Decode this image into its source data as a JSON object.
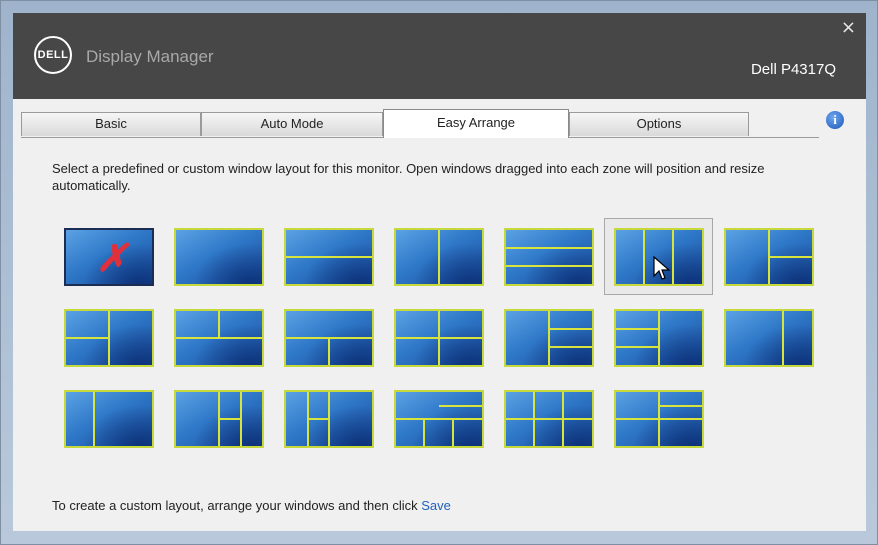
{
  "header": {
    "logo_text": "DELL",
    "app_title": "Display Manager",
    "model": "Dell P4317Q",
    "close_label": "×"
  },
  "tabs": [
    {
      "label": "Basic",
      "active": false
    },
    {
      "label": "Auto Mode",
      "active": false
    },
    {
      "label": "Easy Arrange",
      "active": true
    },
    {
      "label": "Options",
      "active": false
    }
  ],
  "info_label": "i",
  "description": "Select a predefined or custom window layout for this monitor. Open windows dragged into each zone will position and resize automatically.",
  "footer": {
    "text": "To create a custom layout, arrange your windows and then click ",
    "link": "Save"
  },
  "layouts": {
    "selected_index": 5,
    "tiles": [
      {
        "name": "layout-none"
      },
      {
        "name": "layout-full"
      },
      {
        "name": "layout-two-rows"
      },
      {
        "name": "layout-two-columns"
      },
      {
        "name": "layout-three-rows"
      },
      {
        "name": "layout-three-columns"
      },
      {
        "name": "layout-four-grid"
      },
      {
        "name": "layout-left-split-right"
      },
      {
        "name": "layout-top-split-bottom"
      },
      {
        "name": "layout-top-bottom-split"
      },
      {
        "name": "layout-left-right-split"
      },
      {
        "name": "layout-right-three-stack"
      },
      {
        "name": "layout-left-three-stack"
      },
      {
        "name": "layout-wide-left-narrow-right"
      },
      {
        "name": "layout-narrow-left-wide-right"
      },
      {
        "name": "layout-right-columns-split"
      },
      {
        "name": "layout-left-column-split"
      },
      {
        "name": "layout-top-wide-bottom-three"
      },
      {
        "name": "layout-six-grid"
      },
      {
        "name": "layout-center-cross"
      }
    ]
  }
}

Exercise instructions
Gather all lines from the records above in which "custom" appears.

Reply to the exercise
  "description": "Select a predefined or custom window layout for this monitor. Open windows dragged into each zone will position and resize automatically.",
    "text": "To create a custom layout, arrange your windows and then click ",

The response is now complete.